Harvest. One person said they'd never seen crops dry down so fast. Some farmers have headed their combines to the fields as crops have ripened. September temperatures in the 90s and strong winds have sucked the moisture from crops. One predicted that corn is already down to 16 percent moisture. Another said that it will be the first year ever that they've harvested corn before soybeans.
Those of us in the northeastern part of the state are thankful for the showers that have provided moisture. The good subsoil moisture this spring gave our crops a great start and have carried through until the combines roll.
Farmers and ranchers have invested their heart and soul into this industry. The adverse conditions hurt others in the state, but we know that it's not a time to give up. Those who are facing a corn crop without ears are the same ones who will plant seeds again next spring, ready to handle what Mother Nature hands out. With continued optimism, next year will be better with more rain and better conditions. Is lack of rain better than too much rain? Many have had to mull that over in the last five years.
In the kitchen
Last weekend, I dealt with a counter full of tomatoes, green peppers, onions, apples, celery and beets. For a time there was chaos as I had all four stove burners going, jars rattling and timers ticking. At the end of the day, quart and pint jars of tomatoes, sauce and pickles had replaced the veggies on the counter. And in another hour or two, the kitchen returned to normal.
For me, preserving the produce from the garden is something I choose to do. Too many times, our fresh produce gets tucked away in the refrig and we forget about it. For pioneers who homesteaded here in the Dakotas, what they grew was what they lived on, they didn't have the luxury of running to a supermarket to pick up a few green peppers or an extra onion. When I run across a zucchini in the garden that has gotten too big, I toss it in the trees. My grandmother would have found a way to preserve it in some way - maybe pickles or a relish.

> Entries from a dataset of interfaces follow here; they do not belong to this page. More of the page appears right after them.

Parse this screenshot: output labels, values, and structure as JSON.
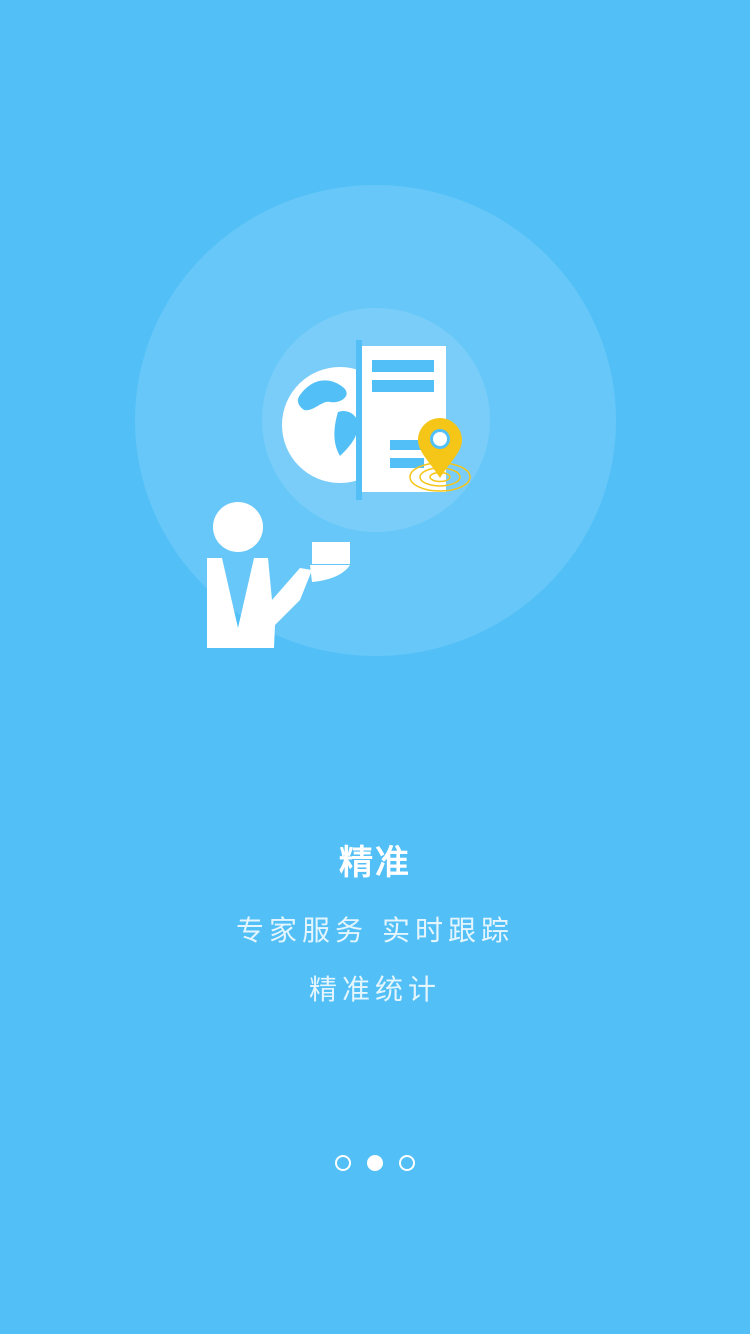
{
  "page": {
    "background_color": "#52C0F7",
    "accent_color": "#F5C518"
  },
  "hero": {
    "icons": [
      "globe-icon",
      "server-icon",
      "location-pin-icon",
      "person-icon"
    ]
  },
  "text": {
    "title": "精准",
    "line1": "专家服务 实时跟踪",
    "line2": "精准统计"
  },
  "pager": {
    "total": 3,
    "active_index": 1
  }
}
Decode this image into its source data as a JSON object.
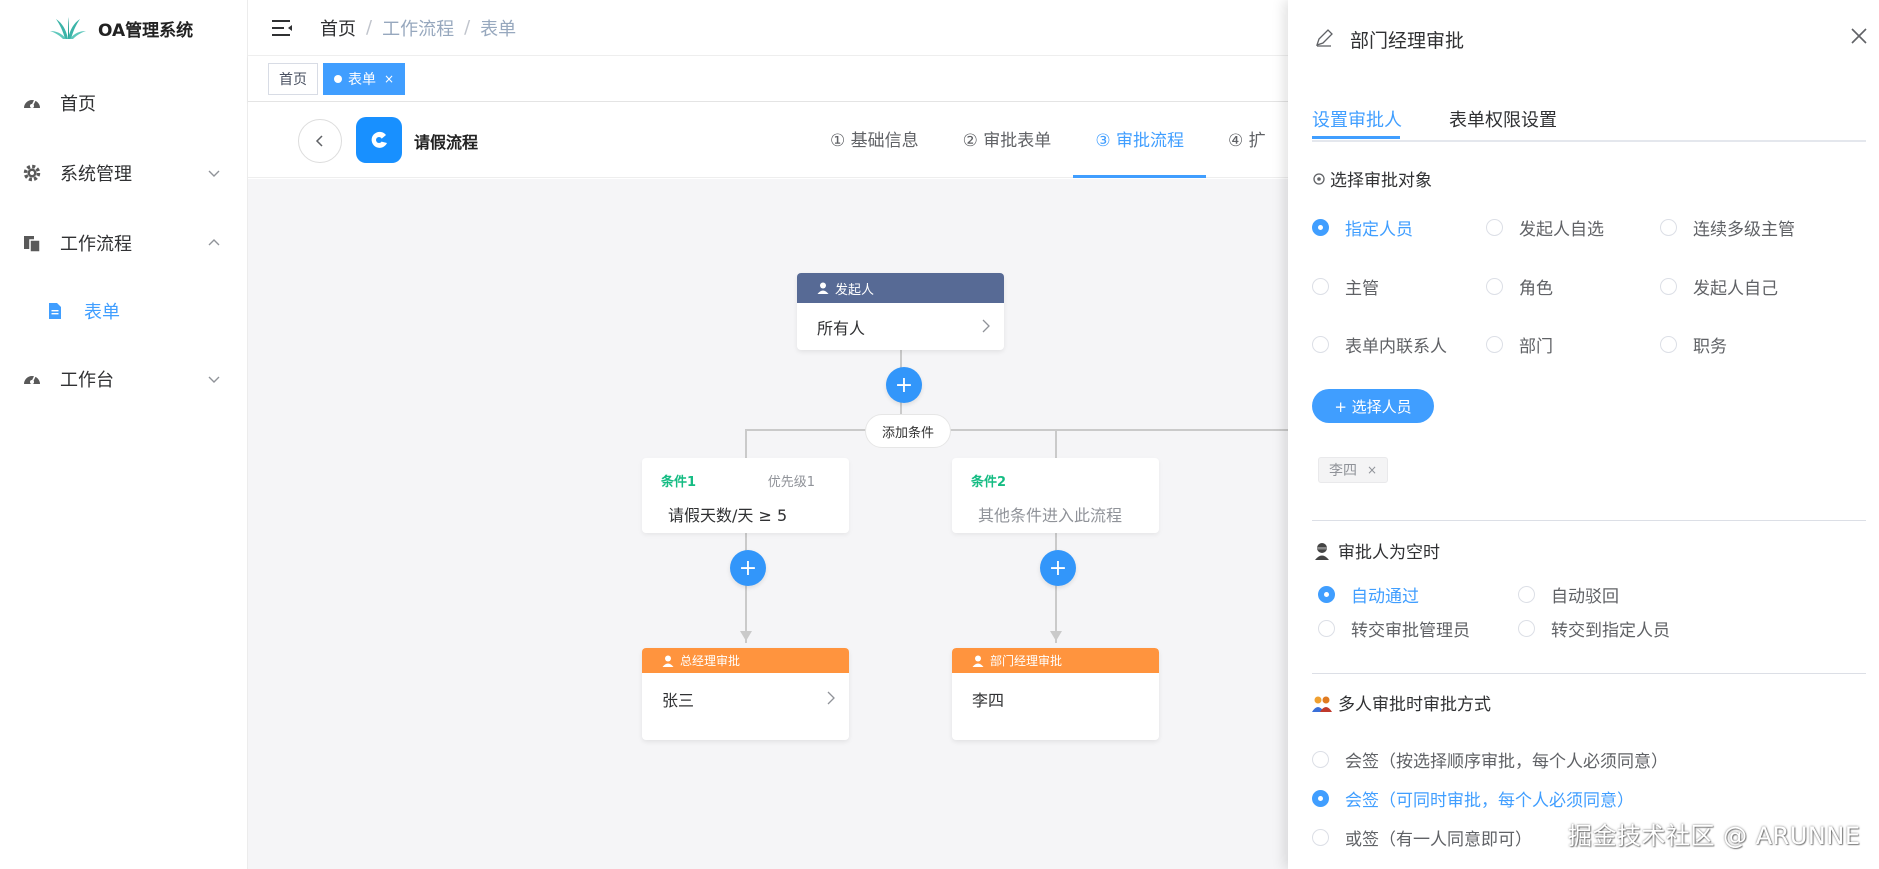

With the talk of drought across most of the country, someone noted that we don't have a problem with too little food in the world; distribution is the problem.
In one of the stories I read, Brad Morgan, Pfizer meat scientist, said in the U.S. annually we throw away 242 pounds of food per person, or about 1,400 calories per person per day. Looking to feed 9 billion people by 2050, he said, We're going to have to come up with technology to double this food production, he said. But we've also got to become less wasteful.
Some of that comes from the outlandish portions served in restaurants. Other waste comes from just forgetting to use food before it is out of date.
The Food Institute reports that food inflation, including the impact of the severe drought in the Midwest this year, will cost a family of four $351.12 more in food spending in 2013 than in 2012 - approximately $6.75 a week. Food-at-home spending will increase about $4 a week, and away-from-home spending by about $2.75, according to The Food Institute.
A breakdown shows most of the increase will be spent at meat counters, where annual costs are seen rising about $44 next year for a family of four. Fresh produce prices will add another $23.44, but processed fruit and vegetable will account for about $11. And for those families eating away-from-home; two-person households will be spending an average $86.73 more next year.
What is your reaction to those predictions? Anyone want an extra zucchini?